First, take a hard look at the advance directive that she has completed. Most of them that have been completed in the lat decade or so include a section that allows people to designate agents or proxies to make decision for them"”effectively combining what used to be called living wills and healthcare powers of attorney into one document. So if your mother has already designated an agent, she needn't do it in another document.

As for finalizing three different advance directives"”one for each state in which the daughters live"”I would advise proceeding cautiously. While some medical and elder care experts advocate that this is a good approach, I have seen it backfire in cases where a disagreement later develops about the type of care to be administered or about who should be empowered as agent to direct it.

In such cases, the law may act in ways that no one anticipated. For example, the laws controlling most advance directives provide that the one finalized most recently is the one that controls"”and that it revokes or obliterates all previous directives. Also, most state laws contain a "reciprocity" provision"”meaning that one state will recognize a directive from another state as being valid.

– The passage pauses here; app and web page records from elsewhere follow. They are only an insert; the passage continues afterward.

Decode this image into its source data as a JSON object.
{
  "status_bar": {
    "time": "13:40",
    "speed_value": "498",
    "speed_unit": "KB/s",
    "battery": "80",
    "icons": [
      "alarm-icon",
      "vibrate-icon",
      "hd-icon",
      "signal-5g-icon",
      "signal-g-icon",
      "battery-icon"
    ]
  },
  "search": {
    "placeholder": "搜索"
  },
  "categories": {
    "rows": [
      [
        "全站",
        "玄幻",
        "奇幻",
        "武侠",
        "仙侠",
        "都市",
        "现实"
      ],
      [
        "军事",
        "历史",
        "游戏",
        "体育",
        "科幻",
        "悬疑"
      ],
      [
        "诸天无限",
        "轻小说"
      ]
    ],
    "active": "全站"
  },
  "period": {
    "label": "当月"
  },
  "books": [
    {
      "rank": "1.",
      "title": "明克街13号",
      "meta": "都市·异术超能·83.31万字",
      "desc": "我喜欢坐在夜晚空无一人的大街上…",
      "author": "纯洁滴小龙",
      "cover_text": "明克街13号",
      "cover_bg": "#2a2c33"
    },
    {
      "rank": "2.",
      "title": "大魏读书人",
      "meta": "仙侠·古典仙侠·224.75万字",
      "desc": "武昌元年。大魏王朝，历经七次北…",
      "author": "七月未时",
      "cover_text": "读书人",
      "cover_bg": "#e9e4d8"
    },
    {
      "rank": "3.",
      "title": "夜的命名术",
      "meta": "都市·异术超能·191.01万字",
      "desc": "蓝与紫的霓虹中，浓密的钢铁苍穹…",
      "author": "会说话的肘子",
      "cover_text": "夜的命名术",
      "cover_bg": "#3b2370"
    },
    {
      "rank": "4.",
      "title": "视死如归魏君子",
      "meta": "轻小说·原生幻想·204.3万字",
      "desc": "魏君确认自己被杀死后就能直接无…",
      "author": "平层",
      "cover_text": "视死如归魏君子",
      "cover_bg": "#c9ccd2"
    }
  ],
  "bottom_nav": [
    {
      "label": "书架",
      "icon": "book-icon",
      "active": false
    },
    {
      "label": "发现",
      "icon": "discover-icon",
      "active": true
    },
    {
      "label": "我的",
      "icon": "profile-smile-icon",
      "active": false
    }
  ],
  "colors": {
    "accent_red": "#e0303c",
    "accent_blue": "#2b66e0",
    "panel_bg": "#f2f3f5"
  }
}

To find out how the law might interact for the daughters' states, you'd simply need to look up each state's advance directive statute and check out what it has to say about being valid or recognized in another state.

There is also a less legalistic but perhaps more realistic answer to your question, based on the reality that some medical experts justifiably remain confused about how to proceed.

Since your mother now needs fulltime care no matter where she is physically, it is likely she has a health care provider in each of the states involved. Perhaps each daughter could contact the local provider and follow the directions given there"”being sure to document the visit with names, dates, times and wishes expressed. While it's a somewhat worky solution, at least you can be assured you are likely to get the kind of care your mother would want as recognized by the medical personnel likely to provide it.